WHAT TO PRODUCE =>
Wherever "JSON" appears in a line of the listing, report that line.
+++ STORED DATA +++
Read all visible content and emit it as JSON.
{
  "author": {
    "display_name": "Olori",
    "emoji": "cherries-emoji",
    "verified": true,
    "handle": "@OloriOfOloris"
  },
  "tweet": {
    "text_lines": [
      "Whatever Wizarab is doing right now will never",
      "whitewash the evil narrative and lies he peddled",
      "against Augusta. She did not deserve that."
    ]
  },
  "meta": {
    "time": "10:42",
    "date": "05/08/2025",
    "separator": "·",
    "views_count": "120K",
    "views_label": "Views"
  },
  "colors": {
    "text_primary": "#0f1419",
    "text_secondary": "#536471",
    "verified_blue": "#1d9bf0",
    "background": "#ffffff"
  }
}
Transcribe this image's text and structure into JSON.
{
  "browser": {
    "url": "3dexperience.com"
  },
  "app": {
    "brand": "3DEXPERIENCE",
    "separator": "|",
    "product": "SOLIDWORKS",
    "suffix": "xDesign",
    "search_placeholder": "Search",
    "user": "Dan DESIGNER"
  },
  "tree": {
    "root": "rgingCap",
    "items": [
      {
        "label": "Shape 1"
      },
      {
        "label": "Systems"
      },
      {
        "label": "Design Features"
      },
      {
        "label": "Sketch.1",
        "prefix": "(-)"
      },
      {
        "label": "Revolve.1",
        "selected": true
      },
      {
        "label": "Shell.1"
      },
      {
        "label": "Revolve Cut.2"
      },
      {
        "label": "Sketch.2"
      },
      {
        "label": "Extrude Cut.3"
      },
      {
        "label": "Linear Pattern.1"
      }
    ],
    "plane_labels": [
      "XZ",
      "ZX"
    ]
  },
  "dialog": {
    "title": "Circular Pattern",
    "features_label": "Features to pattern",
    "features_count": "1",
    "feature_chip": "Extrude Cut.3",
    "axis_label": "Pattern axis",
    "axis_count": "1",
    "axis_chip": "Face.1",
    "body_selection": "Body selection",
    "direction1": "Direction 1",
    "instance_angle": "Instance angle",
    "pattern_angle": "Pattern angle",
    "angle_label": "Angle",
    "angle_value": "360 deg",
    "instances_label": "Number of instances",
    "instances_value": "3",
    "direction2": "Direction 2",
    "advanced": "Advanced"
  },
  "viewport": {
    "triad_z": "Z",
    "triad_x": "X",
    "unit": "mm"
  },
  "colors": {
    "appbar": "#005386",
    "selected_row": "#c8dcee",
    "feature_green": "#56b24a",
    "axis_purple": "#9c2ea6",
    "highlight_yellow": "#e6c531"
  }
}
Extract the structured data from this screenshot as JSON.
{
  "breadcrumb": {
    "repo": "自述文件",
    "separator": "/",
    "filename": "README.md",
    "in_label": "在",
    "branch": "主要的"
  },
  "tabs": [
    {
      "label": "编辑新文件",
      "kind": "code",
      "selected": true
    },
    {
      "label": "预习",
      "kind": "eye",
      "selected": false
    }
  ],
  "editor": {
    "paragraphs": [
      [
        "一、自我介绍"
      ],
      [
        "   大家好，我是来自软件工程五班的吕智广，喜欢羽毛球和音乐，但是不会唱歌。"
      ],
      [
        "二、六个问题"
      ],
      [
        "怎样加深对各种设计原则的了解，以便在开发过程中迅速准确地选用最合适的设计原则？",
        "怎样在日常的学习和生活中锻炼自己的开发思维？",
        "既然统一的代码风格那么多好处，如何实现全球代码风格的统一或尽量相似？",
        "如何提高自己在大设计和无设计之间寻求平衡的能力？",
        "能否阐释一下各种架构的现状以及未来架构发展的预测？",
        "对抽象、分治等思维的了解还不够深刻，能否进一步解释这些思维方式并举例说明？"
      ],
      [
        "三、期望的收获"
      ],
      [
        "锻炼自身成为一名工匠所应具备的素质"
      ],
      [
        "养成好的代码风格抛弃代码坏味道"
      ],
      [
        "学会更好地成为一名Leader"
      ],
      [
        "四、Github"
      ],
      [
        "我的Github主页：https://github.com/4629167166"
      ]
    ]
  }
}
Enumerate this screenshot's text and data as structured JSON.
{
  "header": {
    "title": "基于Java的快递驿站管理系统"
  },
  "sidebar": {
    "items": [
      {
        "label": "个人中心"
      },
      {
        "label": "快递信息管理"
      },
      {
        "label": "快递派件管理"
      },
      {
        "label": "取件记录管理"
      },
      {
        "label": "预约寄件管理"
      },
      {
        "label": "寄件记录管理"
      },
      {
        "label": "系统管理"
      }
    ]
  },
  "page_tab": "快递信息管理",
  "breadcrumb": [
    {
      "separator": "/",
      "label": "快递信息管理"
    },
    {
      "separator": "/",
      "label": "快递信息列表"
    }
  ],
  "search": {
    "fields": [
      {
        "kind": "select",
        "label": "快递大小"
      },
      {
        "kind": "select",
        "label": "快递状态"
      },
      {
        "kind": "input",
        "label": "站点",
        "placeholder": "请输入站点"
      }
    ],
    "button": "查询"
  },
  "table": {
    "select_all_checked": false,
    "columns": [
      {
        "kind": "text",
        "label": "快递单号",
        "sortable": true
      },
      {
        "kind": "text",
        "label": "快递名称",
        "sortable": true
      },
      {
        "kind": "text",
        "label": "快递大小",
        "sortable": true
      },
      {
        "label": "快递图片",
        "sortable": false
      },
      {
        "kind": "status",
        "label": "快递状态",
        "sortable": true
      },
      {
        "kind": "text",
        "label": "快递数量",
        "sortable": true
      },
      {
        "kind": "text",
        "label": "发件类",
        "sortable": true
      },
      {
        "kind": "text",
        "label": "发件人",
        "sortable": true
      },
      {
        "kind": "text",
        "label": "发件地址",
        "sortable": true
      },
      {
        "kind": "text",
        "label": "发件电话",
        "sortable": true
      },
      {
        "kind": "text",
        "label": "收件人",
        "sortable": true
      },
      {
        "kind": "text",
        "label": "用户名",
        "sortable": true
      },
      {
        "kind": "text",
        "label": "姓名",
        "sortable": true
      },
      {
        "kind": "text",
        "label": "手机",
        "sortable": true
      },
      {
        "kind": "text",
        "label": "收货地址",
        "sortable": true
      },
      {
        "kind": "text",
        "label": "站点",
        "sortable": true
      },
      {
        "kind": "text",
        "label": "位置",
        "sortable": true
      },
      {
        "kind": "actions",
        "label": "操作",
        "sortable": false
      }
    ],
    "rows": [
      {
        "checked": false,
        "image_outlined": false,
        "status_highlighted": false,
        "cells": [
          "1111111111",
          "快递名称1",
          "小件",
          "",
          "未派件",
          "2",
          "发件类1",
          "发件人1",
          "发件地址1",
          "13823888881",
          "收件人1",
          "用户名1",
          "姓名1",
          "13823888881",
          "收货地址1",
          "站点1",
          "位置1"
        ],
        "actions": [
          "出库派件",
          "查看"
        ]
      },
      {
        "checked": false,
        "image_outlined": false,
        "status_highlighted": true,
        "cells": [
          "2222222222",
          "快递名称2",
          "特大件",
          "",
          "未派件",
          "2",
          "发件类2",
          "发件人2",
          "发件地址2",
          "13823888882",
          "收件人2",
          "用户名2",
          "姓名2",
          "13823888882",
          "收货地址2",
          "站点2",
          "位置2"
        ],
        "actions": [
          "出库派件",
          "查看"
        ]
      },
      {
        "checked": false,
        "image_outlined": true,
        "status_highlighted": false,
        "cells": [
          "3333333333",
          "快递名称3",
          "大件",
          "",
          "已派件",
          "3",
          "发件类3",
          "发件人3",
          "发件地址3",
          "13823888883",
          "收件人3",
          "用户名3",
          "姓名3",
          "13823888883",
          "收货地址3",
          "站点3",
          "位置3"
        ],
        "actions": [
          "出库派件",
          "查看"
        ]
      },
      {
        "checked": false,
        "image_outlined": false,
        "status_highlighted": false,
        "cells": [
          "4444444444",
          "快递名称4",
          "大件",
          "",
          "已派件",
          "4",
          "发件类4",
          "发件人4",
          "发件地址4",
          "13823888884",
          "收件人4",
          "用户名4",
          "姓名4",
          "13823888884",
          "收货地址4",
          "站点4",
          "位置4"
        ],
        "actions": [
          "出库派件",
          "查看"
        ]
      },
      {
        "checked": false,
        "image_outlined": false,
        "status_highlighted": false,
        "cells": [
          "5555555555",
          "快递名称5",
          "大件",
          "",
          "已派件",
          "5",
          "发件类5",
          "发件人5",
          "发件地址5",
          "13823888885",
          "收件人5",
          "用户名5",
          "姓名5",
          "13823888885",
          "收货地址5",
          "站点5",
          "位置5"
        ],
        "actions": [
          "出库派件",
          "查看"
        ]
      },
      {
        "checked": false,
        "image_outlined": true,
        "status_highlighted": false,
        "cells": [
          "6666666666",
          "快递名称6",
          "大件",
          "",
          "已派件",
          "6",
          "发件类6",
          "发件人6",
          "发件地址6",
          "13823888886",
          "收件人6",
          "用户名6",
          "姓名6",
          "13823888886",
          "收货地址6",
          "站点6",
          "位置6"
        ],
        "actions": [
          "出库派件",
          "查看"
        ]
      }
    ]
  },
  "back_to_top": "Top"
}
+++
TASK OUTPUT =>
Read all visible content and emit it as JSON.
Transcribe this image's text and structure into JSON.
Extract the structured data from this screenshot as JSON.
Enumerate this screenshot's text and data as structured JSON.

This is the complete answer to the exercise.